Mindful Eating During the Holidays

Of all times of the year, the holiday season brings the most challenges to those trying to practice mindful eating. Temptations abound: from your favorite baked goods to cocktail parties and numerous social gatherings all centered around food as the main activity. In addition, the added stress of family visits and other obligations are often triggers to eat without thinking about how much we really want or need.

Mindful Eating is about Paying Attention 

Mindfulness is simply paying attention to something in process without passing judgment on what is happening. This can easily be applied to eating. Many people have found the practice of mindful eating to be tremendously helpful in maintaining healthy weight and recovering from various eating issues. Mindful eating can help you enjoy your food and holiday season without overdoing it.

Here are three tips to help you practice mindful eating:

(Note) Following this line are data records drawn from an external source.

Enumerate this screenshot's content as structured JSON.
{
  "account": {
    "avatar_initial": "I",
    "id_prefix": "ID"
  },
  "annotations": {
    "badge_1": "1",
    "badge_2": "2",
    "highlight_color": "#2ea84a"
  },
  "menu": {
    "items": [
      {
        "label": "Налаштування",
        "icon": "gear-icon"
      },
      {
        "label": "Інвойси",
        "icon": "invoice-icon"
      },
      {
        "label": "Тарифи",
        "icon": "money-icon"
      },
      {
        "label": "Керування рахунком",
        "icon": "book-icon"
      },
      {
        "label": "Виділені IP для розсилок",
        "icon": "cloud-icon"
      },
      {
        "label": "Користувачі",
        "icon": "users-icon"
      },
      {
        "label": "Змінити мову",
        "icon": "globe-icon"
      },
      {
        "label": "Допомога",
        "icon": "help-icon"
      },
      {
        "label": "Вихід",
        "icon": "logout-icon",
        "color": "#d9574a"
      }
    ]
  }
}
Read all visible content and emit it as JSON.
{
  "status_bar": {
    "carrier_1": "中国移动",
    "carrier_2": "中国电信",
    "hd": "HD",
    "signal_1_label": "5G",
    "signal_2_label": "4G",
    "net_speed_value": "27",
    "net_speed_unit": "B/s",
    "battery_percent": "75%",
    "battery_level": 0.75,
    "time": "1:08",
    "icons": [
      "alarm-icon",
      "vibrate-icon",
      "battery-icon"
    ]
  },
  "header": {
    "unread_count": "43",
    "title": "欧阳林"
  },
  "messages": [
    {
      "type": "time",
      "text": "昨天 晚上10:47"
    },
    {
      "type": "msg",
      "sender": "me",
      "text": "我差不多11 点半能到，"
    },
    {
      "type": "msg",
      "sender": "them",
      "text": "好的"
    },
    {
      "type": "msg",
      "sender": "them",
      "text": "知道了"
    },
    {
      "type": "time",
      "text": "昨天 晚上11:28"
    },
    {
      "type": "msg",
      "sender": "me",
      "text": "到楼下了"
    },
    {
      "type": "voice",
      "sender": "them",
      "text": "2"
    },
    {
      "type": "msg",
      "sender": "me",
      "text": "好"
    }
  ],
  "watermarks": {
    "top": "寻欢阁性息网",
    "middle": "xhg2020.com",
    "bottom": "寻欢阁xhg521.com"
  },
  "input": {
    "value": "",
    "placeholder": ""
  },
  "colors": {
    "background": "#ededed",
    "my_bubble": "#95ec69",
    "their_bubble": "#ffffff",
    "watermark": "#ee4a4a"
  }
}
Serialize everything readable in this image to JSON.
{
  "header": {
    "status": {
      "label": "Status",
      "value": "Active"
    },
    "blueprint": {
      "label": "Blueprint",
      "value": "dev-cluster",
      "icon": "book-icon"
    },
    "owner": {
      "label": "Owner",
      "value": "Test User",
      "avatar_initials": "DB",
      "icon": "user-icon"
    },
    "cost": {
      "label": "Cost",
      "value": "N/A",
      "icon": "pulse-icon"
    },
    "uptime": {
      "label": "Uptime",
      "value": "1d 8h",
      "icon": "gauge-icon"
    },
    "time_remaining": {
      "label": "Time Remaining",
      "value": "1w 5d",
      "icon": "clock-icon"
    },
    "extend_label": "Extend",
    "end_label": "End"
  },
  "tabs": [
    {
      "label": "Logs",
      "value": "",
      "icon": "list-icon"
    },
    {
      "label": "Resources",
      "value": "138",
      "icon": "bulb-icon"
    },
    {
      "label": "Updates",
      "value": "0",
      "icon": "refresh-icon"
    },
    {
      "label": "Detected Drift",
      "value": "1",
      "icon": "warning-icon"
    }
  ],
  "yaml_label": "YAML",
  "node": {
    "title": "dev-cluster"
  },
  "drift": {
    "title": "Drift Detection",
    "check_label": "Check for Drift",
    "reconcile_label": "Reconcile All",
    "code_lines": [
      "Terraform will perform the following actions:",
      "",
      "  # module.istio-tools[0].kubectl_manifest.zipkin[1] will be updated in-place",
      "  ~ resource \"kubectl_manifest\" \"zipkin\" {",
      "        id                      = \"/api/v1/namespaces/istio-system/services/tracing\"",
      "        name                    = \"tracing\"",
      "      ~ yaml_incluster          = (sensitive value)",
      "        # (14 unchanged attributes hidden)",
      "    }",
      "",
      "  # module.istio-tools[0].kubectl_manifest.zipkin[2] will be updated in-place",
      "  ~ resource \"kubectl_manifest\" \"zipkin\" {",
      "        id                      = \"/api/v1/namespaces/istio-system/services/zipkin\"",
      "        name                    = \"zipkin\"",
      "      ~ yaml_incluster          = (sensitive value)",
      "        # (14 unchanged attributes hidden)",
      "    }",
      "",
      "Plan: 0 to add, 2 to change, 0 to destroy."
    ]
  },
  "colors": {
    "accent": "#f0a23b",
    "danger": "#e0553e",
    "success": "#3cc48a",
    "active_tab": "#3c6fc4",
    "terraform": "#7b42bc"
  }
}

  1. Slow down and actually taste your food fully:  This is perhaps the most important tip. Use all five of your senses to explore the food before taking even one bite. Look at the food and how it’s presented. Smell the aromas. Touch it. As you begin to eat, chew slowly and notice all the flavors and textures before you swallow. Notice the various sounds as you chew. Truly enjoy all of the food you eat without rushing through. You don’t have to skip desserts or other foods. It’s all about savoring the richness of what you choose without feeling guilty. Recognize that you are making a conscious choice when it comes to your food.
  2. Be prepared for social distractions:  Research shows that we consume more when we eat in the company of others. When other people are indulging, we tend to indulge also. We cannot be focused fully on what we are eating and drinking when we are also talking. Having a plan that works for you in social situations is helpful. Here are some ideas: alternate drinking glasses of wine with glasses of water; avoid conversing with others while in reach of the food table; put your fork down between bites so you can talk. Also, get creative and pursue non-food focused celebrations or time with friends and family.
  3. Pause and check in with yourself:  Take time to see how hungry you really are before eating anything. You do not have to eat just because food is in front of you. If you really take time to check in, you might realize that you’re not hungry at all or not as much as you thought. Take small portions to begin with. You can always get more if you are still hungry.

Stacey Wald, LAPC, RD

Swald @ growcounseling.com